Publication: Scientific American
New York, NY, United States
More about Lightning Rods.

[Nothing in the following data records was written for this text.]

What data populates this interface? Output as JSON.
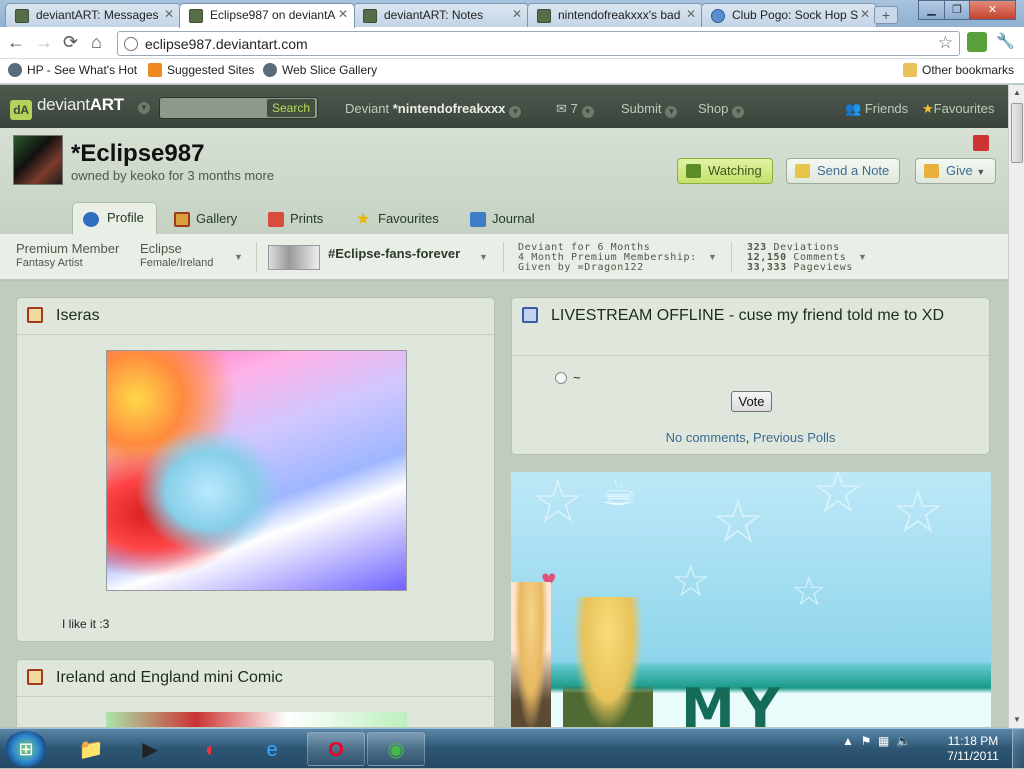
{
  "browser": {
    "tabs": [
      {
        "title": "deviantART: Messages"
      },
      {
        "title": "Eclipse987 on deviantA"
      },
      {
        "title": "deviantART: Notes"
      },
      {
        "title": "nintendofreakxxx's bad"
      },
      {
        "title": "Club Pogo: Sock Hop S"
      }
    ],
    "url": "eclipse987.deviantart.com",
    "bookmarks": [
      "HP - See What's Hot",
      "Suggested Sites",
      "Web Slice Gallery"
    ],
    "other_bookmarks": "Other bookmarks",
    "icons": {
      "back": "←",
      "forward": "→",
      "reload": "⟳",
      "home": "⌂",
      "star": "☆",
      "wrench": "🔧"
    }
  },
  "da_header": {
    "logo_prefix": "deviant",
    "logo_suffix": "ART",
    "search_button": "Search",
    "deviant_label": "Deviant",
    "deviant_name": "*nintendofreakxxx",
    "notes_count": "7",
    "submit": "Submit",
    "shop": "Shop",
    "friends": "Friends",
    "favourites": "Favourites"
  },
  "profile": {
    "username": "*Eclipse987",
    "owned_text": "owned by keoko for 3 months more",
    "buttons": {
      "watching": "Watching",
      "send_note": "Send a Note",
      "give": "Give"
    },
    "tabs": [
      "Profile",
      "Gallery",
      "Prints",
      "Favourites",
      "Journal"
    ],
    "active_tab": "Profile"
  },
  "stats": {
    "membership": "Premium Member",
    "artist_type": "Fantasy Artist",
    "name": "Eclipse",
    "gender_country": "Female/Ireland",
    "group": "#Eclipse-fans-forever",
    "deviant_for": "Deviant for 6 Months",
    "premium_membership": "4 Month Premium Membership:",
    "given_by": "Given by =Dragon122",
    "deviations": "323",
    "deviations_label": "Deviations",
    "comments": "12,150",
    "comments_label": "Comments",
    "pageviews": "33,333",
    "pageviews_label": "Pageviews"
  },
  "widgets": {
    "featured_title": "Iseras",
    "featured_caption": "I like it :3",
    "comic_title": "Ireland and England mini Comic",
    "poll_title": "LIVESTREAM OFFLINE - cuse my friend told me to XD",
    "poll_option": "~",
    "vote_button": "Vote",
    "poll_links_a": "No comments",
    "poll_links_sep": ", ",
    "poll_links_b": "Previous Polls",
    "journal_banner_text": "MY JOURNA"
  },
  "taskbar": {
    "time": "11:18 PM",
    "date": "7/11/2011"
  }
}
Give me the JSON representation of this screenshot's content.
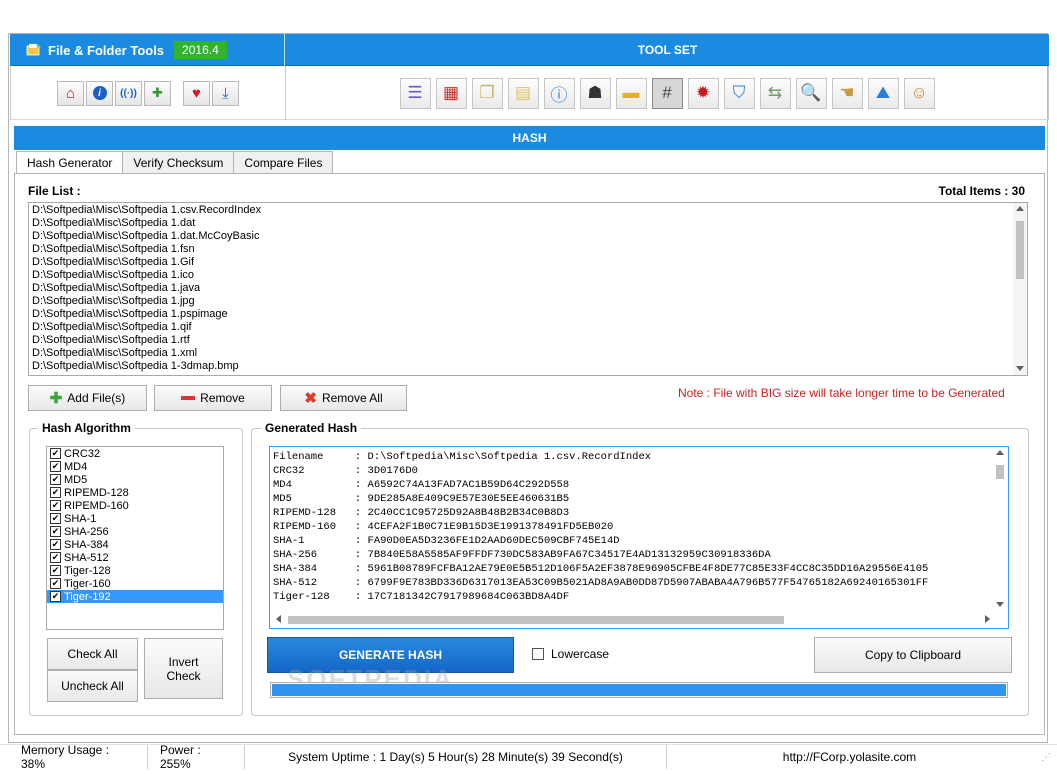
{
  "app": {
    "title": "File & Folder Tools",
    "version": "2016.4",
    "toolset_label": "TOOL SET",
    "colors": {
      "accent": "#1a8be0",
      "badge": "#31b331",
      "note": "#cc2222"
    }
  },
  "left_toolbar": [
    {
      "name": "home-icon",
      "glyph": "⌂",
      "color": "#b01818"
    },
    {
      "name": "info-icon",
      "glyph": "i",
      "color": "#1b5fc0"
    },
    {
      "name": "broadcast-icon",
      "glyph": "((·))",
      "color": "#1b5fc0"
    },
    {
      "name": "add-plus-icon",
      "glyph": "✚",
      "color": "#2f9a2f"
    },
    {
      "name": "heart-icon",
      "glyph": "♥",
      "color": "#d41c2c"
    },
    {
      "name": "download-icon",
      "glyph": "⤓",
      "color": "#1b5fc0"
    }
  ],
  "tool_icons": [
    {
      "name": "document-list-icon",
      "glyph": "☰",
      "color": "#6a58c8"
    },
    {
      "name": "calendar-icon",
      "glyph": "▦",
      "color": "#c83030"
    },
    {
      "name": "copy-pages-icon",
      "glyph": "❐",
      "color": "#c8b070"
    },
    {
      "name": "notepad-icon",
      "glyph": "▤",
      "color": "#e0c060"
    },
    {
      "name": "info-circle-icon",
      "glyph": "ⓘ",
      "color": "#2a7fd8"
    },
    {
      "name": "cat-robot-icon",
      "glyph": "☗",
      "color": "#333333"
    },
    {
      "name": "folder-icon",
      "glyph": "▬",
      "color": "#e0b030"
    },
    {
      "name": "hash-icon",
      "glyph": "#",
      "color": "#444444"
    },
    {
      "name": "virus-icon",
      "glyph": "✹",
      "color": "#c81818"
    },
    {
      "name": "shield-check-icon",
      "glyph": "⛉",
      "color": "#2a7fd8"
    },
    {
      "name": "file-convert-icon",
      "glyph": "⇆",
      "color": "#6aa060"
    },
    {
      "name": "search-icon",
      "glyph": "🔍",
      "color": "#1b5fc0"
    },
    {
      "name": "hand-money-icon",
      "glyph": "☚",
      "color": "#c89a40"
    },
    {
      "name": "image-chart-icon",
      "glyph": "⛰",
      "color": "#2a7fd8"
    },
    {
      "name": "user-lock-icon",
      "glyph": "☺",
      "color": "#c08030"
    }
  ],
  "hash_section": {
    "header": "HASH",
    "tabs": [
      "Hash Generator",
      "Verify Checksum",
      "Compare Files"
    ],
    "file_list_label": "File List :",
    "total_items": "Total Items : 30",
    "files": [
      "D:\\Softpedia\\Misc\\Softpedia 1.csv.RecordIndex",
      "D:\\Softpedia\\Misc\\Softpedia 1.dat",
      "D:\\Softpedia\\Misc\\Softpedia 1.dat.McCoyBasic",
      "D:\\Softpedia\\Misc\\Softpedia 1.fsn",
      "D:\\Softpedia\\Misc\\Softpedia 1.Gif",
      "D:\\Softpedia\\Misc\\Softpedia 1.ico",
      "D:\\Softpedia\\Misc\\Softpedia 1.java",
      "D:\\Softpedia\\Misc\\Softpedia 1.jpg",
      "D:\\Softpedia\\Misc\\Softpedia 1.pspimage",
      "D:\\Softpedia\\Misc\\Softpedia 1.qif",
      "D:\\Softpedia\\Misc\\Softpedia 1.rtf",
      "D:\\Softpedia\\Misc\\Softpedia 1.xml",
      "D:\\Softpedia\\Misc\\Softpedia 1-3dmap.bmp"
    ],
    "buttons": {
      "add_files": "Add File(s)",
      "remove": "Remove",
      "remove_all": "Remove All"
    },
    "note": "Note : File with BIG size will take longer time to be Generated",
    "algorithm_title": "Hash Algorithm",
    "algorithms": [
      {
        "label": "CRC32",
        "checked": true
      },
      {
        "label": "MD4",
        "checked": true
      },
      {
        "label": "MD5",
        "checked": true
      },
      {
        "label": "RIPEMD-128",
        "checked": true
      },
      {
        "label": "RIPEMD-160",
        "checked": true
      },
      {
        "label": "SHA-1",
        "checked": true
      },
      {
        "label": "SHA-256",
        "checked": true
      },
      {
        "label": "SHA-384",
        "checked": true
      },
      {
        "label": "SHA-512",
        "checked": true
      },
      {
        "label": "Tiger-128",
        "checked": true
      },
      {
        "label": "Tiger-160",
        "checked": true
      },
      {
        "label": "Tiger-192",
        "checked": true,
        "selected": true
      }
    ],
    "check_all": "Check All",
    "uncheck_all": "Uncheck All",
    "invert_check": "Invert Check",
    "generated_title": "Generated Hash",
    "generated_rows": [
      "Filename     : D:\\Softpedia\\Misc\\Softpedia 1.csv.RecordIndex",
      "CRC32        : 3D0176D0",
      "MD4          : A6592C74A13FAD7AC1B59D64C292D558",
      "MD5          : 9DE285A8E409C9E57E30E5EE460631B5",
      "RIPEMD-128   : 2C40CC1C95725D92A8B48B2B34C0B8D3",
      "RIPEMD-160   : 4CEFA2F1B0C71E9B15D3E1991378491FD5EB020",
      "SHA-1        : FA90D0EA5D3236FE1D2AAD60DEC509CBF745E14D",
      "SHA-256      : 7B840E58A5585AF9FFDF730DC583AB9FA67C34517E4AD13132959C30918336DA",
      "SHA-384      : 5961B08789FCFBA12AE79E0E5B512D106F5A2EF3878E96905CFBE4F8DE77C85E33F4CC8C35DD16A29556E4105",
      "SHA-512      : 6799F9E783BD336D6317013EA53C09B5021AD8A9AB0DD87D5907ABABA4A796B577F54765182A69240165301FF",
      "Tiger-128    : 17C7181342C7917989684C063BD8A4DF"
    ],
    "generate_button": "GENERATE HASH",
    "lowercase_label": "Lowercase",
    "copy_button": "Copy to Clipboard",
    "progress": 1.0,
    "watermark": "SOFTPEDIA"
  },
  "status": {
    "memory": "Memory Usage : 38%",
    "power": "Power : 255%",
    "uptime": "System Uptime : 1 Day(s) 5 Hour(s) 28 Minute(s) 39 Second(s)",
    "url": "http://FCorp.yolasite.com"
  }
}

The subject of lightning rods is one of great interest to every man and woman in our land, and from the many fatal accidents which have taken place this season during thunder storms, it is exciting much attention at present; of this we are certain, from the number of letters we have recently received on the subject. - There is no saying more common than "doctors certainly differ," and it is just as applicable to the different opinions entertained by different men, respecting lightning rods, as anything else. One considers that a round form of lightning rod, is as good as any other; a second considers a square form the best, while a third looks upon the twisted form as the best of all. One advocates glass insulators for the rods, while another asserts that wooden brackets are sufficient. One advocates a continuous rod like a wire, while another believes the chain or the jointed conductor to be perfectly safe. One says the conducting surface is the grand desideratum, while another says "the solid section is the main object." Out of these conflicting views can anything certain and tangible be adduced for the construction and erection of safe lightning rods? We believe there can. The requisites of a good lightning conductor are well known, and the different opinions advanced respecting this and that conductor, refer more to the most effectual conductor which can be made at the smallest cost than to the real scientific merits of a lightning conductor in itself, as it relates to perfect action. A thick iron or copper rod extending above the highest part of a house, continuous in its connection, perfectly insulated, kept separate and distant from any large metallic body, and terminating in a moist part of the earth, such as a pool or well, is a perfect lightning conductor. While we write this, we have before us a model of the lightning conductor of G. W. Otis, of Lynn, Mass., for which a patent was granted on the 26th August, 1851, and which now owned by L. Lyon & Co., of this city, (Mr. Lyon is the author of a treatise on lightning conductors recently published by Putnam) it is a good and certain conductor, but expensive. There are some, however, to whom expense is but a secondary consideration, and for their benefit we will describe it. The main rod is of iron, square in form, and made in sections screwed into one another, in metal eyes, secured to the binding insulators, which are glass cylinders secured to dry wooden collars that bind them to the building. Each binder terminates in a horizontal point at its extremity; the upper parts of the conductor are composed of many points branching off, and all tipped with gold. The insulation is perfect, and the rod is more nearly continuous than if it were formed in link sections. The use of any non-conducting substance as an insulator is old and well known, and any person who wishes to erect a rod to suit himself, cannot go wrong in his choice of substances, such as ivory, dry wood, &c., nor can he go wrong if he only uses a conductor of a sufficiently large diameter. We believe the round rod is just as good as the square one, and the solid section, not the surface, is the main object. - The most important questions to be asked are, "what is the smallest diameter of rod that will suffice to form a good conductor, and what size of a building (area) will one rod protect." The last question is not easy to answer. Unless the chimneys of a house are very near together, a branch rod should be erected on each, extending two feet above them, and vertical branch points two feet above the roof should be placed within twenty five feet of one another. It is no easy matter to tell the size of the least cross section that will answer. E. Merriam, who has devoted much attention to the subject, asserts that No. 10 iron wire is sufficient, and that 100 feet of it can be purchased for one dollar. - Iron wire five-sixteenths of an inch in diameter, is the size used for our large public armed ships, and these have never failed to afford protection to the ship and to all on board.
As copper wire is eight-times a better conductor than iron, we prefer it. It costs only fifty cents per pound, and a good and perfect conductor made of copper wire can be put up for one shilling per foot. Excellent insulators can be made of wooden cleats varnished, painted, or boiled in oil, nailed with iron nails (covered with wax or varnish) to the building, and merely having holes bored in them for the wire to pass through. The copper wire will last ten times longer than an iron one; it should be pointed with a file, and not hammered. We feel no hesitancy in speaking of copper wire as being a cheap and reliable conductor, and we would trust to a section of it not more than three-eighths of an inch thick in preference to an iron wire of at least twice the diameter. There is not a man in our land who cannot erect his own lightning conductor, there being no great amount of science or art required; care and attention, with what we have said on the subject, will enable any man to put up his own lightning rod.